Utilising bandwagon techniques and a lot of glittering generalities such as “change is in your hands”, the company clearly prides itself on their environmental impacts and efforts. With the clear biocup in particular, the major sustainability concern revolves around its composting requirements. With the global lack of commercial composting infrastructure, the likelihood of such cups being properly disposed is compromised. Though mentions in their sustainability report indicate an emergence of BioPak Compost Services that mutually benefit such products. Relative to its conventional, single-use and fossil fuel sourced competitor, BioPak has made a commendable innovation that does propose a more virtuous solution.

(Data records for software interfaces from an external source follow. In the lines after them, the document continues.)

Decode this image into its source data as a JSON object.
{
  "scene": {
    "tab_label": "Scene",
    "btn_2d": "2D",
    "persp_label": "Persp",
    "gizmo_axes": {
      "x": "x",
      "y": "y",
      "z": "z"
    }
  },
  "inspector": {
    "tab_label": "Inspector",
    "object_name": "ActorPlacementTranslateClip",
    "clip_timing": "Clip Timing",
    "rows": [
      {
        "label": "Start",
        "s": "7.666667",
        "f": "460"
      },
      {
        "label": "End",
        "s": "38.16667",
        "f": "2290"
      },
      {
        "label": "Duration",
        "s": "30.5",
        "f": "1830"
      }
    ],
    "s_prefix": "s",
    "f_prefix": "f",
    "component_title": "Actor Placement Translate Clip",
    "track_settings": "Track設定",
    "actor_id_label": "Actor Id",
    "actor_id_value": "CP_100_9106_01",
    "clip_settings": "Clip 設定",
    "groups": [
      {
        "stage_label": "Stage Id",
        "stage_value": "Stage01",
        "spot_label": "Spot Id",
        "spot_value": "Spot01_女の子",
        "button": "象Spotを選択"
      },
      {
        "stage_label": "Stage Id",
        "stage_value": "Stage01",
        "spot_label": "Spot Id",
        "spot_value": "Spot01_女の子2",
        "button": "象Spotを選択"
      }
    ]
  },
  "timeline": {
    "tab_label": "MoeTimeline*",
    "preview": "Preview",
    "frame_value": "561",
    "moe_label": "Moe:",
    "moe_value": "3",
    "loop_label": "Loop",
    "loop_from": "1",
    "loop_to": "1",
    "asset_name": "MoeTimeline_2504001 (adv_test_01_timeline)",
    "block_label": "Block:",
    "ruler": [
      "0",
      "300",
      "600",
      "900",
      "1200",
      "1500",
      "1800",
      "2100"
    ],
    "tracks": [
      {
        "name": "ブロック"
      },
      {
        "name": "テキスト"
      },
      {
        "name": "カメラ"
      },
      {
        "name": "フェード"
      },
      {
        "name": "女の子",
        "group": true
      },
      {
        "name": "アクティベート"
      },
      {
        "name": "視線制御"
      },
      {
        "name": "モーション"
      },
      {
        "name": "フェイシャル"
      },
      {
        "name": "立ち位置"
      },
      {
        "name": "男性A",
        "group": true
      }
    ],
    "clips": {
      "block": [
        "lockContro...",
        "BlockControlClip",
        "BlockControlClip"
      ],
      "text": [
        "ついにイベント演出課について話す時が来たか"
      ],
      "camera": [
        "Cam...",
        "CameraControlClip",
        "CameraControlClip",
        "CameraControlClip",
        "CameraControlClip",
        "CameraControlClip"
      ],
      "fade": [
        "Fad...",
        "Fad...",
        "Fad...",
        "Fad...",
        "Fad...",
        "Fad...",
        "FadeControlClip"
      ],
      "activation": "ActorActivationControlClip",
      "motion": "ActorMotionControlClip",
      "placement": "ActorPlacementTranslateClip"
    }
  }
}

The 200ml clear Biocup mimics conventional single-use plastic cups but is instead made from plants instead of oil. On the cup, the slogan ‘it doesn’t cost the earth’ is printed on a green banner to advocate its supposed environmental benefit. Coming in a pack of 2000, the cups retail for ~117(USD) making each cup cost just under 6 cents. Sometimes, single-use plastic particularly among the pandemic has become an inescapable practice. Therefore, I thought it would be interesting to see if alternatives such as these could be implemented seeing as they serve the same purpose as other plastic cups.
Packaged in a carton box, the recyclable and degradable nature of cardboard adds value to the sustainability of the overall product. Their packaging has even earned numerous awards since 2012 and most recently won the ‘Sustainability Supplier of the Year Award’ in 2019. Using IngeoTM, a type of biopolymer sourced from plants, the clear biocup relies on plant sugars as an innovative alternative to typical, unsustainable non-renewable sources. Though, the company does mention it is only “commercially compostable”, meaning regular composting methods won’t provide the right conditions for the product to degrade itself. Knowing this, clear bioccup plastics may not necessarily be disposed correctly and equally end up in landfills and drainage systems that pose associated environmental concerns, therefore compromising the validity of its slogan.
Mimicking the function of plastic cups, the product may perpetuate single-use culture in which people will feel less inclined to reuse the cups. The lifetime impact of such a product is therefore contested, as it promotes a fast pace consumption model and additionally may falsely relieve guilt when not disposed of or recycled correctly.
There are numerous steps that go into converting greenhouse gases absorbed by plants into polylactic acid (PLA) that makes up the clear BioCup. Considering IngeoTM is produced by Natureworks, the process is outlined to involve the use of plants like corn, sugar cane, beets etc. as the source of plant sugars. Through a series of steps, the starch found in plants undergoes hydrolysis which is then fermented using microorganisms. A polymerization reaction is then used to form a long chain of PLA that is known as ingeo. According to BioPak, the materials used for bioplastics are processed in Taiwan, requiring the shipment of materials across transnational borders. The actual location of plantations isn’t specified for clear biocups, but other cups have been mentioned to rely on plantations in South America and the US. In an annual supplier report produced by Natureworks, they mention that their partnership with the Carbon Reduction Institute monitors and offsets CO2 emissions involved in the ‘production, distribution and disposal’ of products. Through this, it is evident that BioPak takes accountability and ensures an alliance between their values and those even in periphery organisations.
BioPak is also certified by the Forest Stewardship Council, a reputable and acknowledged standard that verify the responsible use and management of the resources that go into the product. This gives the company a sense of credibility in their statements. Although, certain questions surrounding the workers conditions, particularly those on plantations and in overseas facilities make the overall sustainability analysis lack more depth.
Founded in 2006 and headquartered in Worcestershire, England, BioPak’s production aims to adopt a model of ‘profit for purpose’, in which the dualistic benefit of financial gain and environmental stewardship is achieved. Certified as a B-corporation, credibility in their actions and statements concerning environmental impact, community and worker environments are further supported. In addition to this, the company has pledged to donate 7.5% of profits towards conservation organisations based in New Zealand and Australia that protect national forests. In their annual sustainability report, mentions on how ‘transparency is the new black’ have incentivised the company to be open about their production chain, also mentioning shortcomings and future goals of the company.
Natureworks has published statements regarding BioPak’s carbon offsetting, however the entirety of the company doesn’t seem to adopt the same practices. Associated brands indicate some level of carbon offsetting, though it is hard to estimate and find information if the entire company operates on net carbon emissions.